I don’t see the point in protesting one man’s opinion on a law that exists in another state. Jackson was speaking on his own behalf, a completely different situation than the Suns. Sarver made his comments through a team news release, and it came after he checked with coaches and players and drew a consensus. If people wanted to express their disagreement by avoiding the game or refusing to buy Suns gear that’s their option.
In Los Angeles it never reached the point that Jackson needed a police escort to the game, but he did feel the need to issue a statement clarifying his remarks and requesting his comments be left out of the debate.
Two hours before the game I saw a man wearing a bright yellow outfit and carrying an American flag with anti-SB 1070 messages written on it. His name was Andres Meza and he drove up from Orange County to voice his opinion.
Meza said Jackson “should be a little wiser” and “he should show support” for those who protest the bill. He walked alone, but said he was expecting about 50 people to join him.
“A lot of times people come late,” he said.
How L.A. – they’re even fashionably late to a protest.
An hour before tipoff the numbers had swelled closer to the number Meza projected. The protesters held signs that said “Phil: Say No To The Racist Bill” and “Phil: Shame on you.” They chanted “Los Lakers.”
Except they had the wrong target in the wrong state. Take the fight to the people responsible for the law and the citizens who voted them into office, not a person voicing his opinion in another jurisdiction. Let’s get back to arguing about the issues instead of the arguers.
Phil Jackson has been one of the most interesting and entertaining voices in the NBA. He should be allowed to speak freely without fear of repercussion as long as he isn’t denigrating people or using offensive characterizations.
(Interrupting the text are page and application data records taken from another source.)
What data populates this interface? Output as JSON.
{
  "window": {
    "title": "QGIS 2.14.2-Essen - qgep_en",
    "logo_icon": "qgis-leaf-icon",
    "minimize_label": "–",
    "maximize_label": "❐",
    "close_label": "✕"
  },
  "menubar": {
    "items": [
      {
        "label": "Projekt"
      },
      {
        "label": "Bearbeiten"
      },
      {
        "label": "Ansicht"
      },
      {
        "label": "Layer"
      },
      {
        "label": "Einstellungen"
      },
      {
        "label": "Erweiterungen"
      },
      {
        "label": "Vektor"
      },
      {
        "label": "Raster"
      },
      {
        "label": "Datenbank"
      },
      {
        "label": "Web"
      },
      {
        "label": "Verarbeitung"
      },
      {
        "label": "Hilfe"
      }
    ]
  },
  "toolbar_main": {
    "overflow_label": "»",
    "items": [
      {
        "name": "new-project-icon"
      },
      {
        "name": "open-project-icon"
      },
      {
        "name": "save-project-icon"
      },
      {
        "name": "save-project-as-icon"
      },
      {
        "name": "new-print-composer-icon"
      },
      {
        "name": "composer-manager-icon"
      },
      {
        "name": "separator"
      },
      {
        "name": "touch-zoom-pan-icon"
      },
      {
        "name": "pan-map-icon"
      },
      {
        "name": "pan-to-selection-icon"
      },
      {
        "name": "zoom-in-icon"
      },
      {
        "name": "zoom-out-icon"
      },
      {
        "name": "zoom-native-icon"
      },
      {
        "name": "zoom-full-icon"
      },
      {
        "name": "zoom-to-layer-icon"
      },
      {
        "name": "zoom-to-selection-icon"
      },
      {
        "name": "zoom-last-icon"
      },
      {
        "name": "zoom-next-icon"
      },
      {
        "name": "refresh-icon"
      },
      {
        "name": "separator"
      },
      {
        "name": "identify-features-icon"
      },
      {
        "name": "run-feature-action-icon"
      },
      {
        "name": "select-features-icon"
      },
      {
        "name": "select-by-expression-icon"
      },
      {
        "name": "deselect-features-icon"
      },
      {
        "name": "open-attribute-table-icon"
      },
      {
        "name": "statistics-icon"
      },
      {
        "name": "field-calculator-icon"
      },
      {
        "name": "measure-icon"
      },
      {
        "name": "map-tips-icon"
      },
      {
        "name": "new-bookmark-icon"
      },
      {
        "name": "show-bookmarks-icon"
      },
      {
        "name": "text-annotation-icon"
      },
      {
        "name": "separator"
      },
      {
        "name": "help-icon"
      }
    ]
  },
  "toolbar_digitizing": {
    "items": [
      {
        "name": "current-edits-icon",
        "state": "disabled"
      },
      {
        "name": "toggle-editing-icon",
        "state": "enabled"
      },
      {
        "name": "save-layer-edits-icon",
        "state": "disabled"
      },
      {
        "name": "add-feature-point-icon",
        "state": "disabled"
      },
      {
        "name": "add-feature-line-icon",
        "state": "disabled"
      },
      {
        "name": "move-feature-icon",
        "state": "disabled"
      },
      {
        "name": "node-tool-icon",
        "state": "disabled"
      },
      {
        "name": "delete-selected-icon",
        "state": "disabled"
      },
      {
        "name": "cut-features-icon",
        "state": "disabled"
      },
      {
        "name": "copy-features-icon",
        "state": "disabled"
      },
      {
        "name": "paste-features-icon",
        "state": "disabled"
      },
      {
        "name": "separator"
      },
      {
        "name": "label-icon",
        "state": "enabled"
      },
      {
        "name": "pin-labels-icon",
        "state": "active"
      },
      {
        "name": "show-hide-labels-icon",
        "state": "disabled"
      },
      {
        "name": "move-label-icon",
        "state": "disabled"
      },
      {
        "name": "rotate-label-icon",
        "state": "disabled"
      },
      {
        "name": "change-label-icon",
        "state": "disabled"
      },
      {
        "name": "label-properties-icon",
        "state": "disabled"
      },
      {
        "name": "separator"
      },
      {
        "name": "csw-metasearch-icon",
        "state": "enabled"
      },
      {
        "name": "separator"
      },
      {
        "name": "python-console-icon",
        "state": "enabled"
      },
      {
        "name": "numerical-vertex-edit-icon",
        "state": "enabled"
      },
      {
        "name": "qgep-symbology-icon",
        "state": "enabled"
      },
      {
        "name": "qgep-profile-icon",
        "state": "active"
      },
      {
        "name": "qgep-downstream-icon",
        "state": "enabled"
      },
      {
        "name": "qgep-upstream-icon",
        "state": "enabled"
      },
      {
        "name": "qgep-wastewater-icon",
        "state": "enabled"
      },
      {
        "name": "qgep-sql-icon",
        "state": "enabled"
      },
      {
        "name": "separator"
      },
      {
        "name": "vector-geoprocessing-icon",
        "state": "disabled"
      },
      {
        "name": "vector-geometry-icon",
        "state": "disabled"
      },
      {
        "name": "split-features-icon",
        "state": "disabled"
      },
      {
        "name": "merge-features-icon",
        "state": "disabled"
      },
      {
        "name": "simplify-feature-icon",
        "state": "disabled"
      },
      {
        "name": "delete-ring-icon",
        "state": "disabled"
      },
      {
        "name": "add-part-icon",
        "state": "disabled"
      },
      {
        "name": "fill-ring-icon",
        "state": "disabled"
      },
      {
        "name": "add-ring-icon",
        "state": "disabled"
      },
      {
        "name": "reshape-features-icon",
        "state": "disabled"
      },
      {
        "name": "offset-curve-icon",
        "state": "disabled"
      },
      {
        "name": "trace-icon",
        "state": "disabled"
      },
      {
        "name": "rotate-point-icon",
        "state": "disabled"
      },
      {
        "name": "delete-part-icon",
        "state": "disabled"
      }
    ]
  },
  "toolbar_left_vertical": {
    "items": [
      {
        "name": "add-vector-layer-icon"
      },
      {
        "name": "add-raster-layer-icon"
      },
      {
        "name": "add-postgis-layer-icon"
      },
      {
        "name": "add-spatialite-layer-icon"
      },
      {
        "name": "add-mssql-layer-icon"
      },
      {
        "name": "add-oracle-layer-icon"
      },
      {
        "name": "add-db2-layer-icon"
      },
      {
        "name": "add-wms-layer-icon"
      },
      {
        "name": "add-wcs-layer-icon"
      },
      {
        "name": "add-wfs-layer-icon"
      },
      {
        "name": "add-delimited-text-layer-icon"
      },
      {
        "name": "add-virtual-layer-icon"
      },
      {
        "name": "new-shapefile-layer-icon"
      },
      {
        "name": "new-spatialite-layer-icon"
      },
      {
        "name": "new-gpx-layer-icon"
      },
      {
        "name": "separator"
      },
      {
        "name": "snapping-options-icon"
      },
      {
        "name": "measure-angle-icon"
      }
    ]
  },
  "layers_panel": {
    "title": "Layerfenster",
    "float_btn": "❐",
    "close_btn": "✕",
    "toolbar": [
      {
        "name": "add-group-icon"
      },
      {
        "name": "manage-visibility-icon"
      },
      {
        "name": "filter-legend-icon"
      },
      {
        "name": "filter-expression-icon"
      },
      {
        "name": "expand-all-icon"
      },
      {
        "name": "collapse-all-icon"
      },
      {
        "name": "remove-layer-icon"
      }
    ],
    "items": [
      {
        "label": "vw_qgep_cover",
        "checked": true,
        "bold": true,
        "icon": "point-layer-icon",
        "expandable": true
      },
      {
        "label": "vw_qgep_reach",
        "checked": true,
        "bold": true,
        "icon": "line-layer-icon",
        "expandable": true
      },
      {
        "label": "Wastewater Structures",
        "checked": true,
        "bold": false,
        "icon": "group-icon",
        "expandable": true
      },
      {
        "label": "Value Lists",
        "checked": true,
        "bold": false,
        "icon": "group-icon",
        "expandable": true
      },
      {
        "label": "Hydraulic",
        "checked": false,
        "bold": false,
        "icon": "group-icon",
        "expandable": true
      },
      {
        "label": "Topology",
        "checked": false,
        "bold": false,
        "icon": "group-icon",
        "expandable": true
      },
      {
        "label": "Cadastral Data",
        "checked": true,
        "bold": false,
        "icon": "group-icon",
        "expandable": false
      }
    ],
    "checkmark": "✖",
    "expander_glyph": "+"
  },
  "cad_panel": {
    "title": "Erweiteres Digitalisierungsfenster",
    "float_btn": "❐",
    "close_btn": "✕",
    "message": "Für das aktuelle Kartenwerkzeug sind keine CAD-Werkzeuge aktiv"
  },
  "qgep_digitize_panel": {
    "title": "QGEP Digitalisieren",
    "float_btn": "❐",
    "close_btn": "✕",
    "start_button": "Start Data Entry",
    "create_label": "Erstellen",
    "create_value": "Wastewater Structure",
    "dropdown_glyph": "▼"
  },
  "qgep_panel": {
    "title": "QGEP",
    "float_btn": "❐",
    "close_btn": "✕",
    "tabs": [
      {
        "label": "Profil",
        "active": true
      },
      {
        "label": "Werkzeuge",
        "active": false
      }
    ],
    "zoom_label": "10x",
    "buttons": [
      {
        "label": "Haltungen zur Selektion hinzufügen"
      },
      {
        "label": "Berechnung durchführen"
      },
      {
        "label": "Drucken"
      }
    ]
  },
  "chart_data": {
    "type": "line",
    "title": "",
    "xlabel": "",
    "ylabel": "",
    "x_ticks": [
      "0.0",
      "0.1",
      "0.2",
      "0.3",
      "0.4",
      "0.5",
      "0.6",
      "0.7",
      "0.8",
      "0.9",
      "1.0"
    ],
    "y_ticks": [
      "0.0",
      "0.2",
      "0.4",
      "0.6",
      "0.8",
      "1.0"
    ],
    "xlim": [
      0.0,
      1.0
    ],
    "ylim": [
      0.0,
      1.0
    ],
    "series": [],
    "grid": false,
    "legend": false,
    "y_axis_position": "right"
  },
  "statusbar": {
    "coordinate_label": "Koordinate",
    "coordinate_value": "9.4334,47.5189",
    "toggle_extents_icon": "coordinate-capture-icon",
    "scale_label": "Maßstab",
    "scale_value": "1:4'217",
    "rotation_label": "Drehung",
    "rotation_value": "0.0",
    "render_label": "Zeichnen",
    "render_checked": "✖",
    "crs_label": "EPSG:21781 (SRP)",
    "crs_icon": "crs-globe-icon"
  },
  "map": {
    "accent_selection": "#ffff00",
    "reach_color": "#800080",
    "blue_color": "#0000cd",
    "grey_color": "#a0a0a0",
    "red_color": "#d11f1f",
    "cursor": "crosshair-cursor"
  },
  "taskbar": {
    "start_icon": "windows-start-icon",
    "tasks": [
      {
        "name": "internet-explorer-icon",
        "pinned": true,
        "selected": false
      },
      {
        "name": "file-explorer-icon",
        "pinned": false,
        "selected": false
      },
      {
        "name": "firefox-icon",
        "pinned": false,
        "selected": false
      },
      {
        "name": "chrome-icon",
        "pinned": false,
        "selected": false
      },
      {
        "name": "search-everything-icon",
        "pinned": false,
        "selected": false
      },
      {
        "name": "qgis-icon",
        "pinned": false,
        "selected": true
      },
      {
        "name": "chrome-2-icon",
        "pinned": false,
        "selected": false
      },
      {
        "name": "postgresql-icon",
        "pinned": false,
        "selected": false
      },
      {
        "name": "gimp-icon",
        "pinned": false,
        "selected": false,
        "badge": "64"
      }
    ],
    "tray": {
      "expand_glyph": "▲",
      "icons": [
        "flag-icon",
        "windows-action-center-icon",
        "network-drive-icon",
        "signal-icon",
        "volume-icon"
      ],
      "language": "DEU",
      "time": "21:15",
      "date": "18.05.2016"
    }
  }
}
Between David Stern threatening coaches who disparage the officials and protestors calling him out, I’m afraid we’ll get to the point where Jackson simply says “no comment.”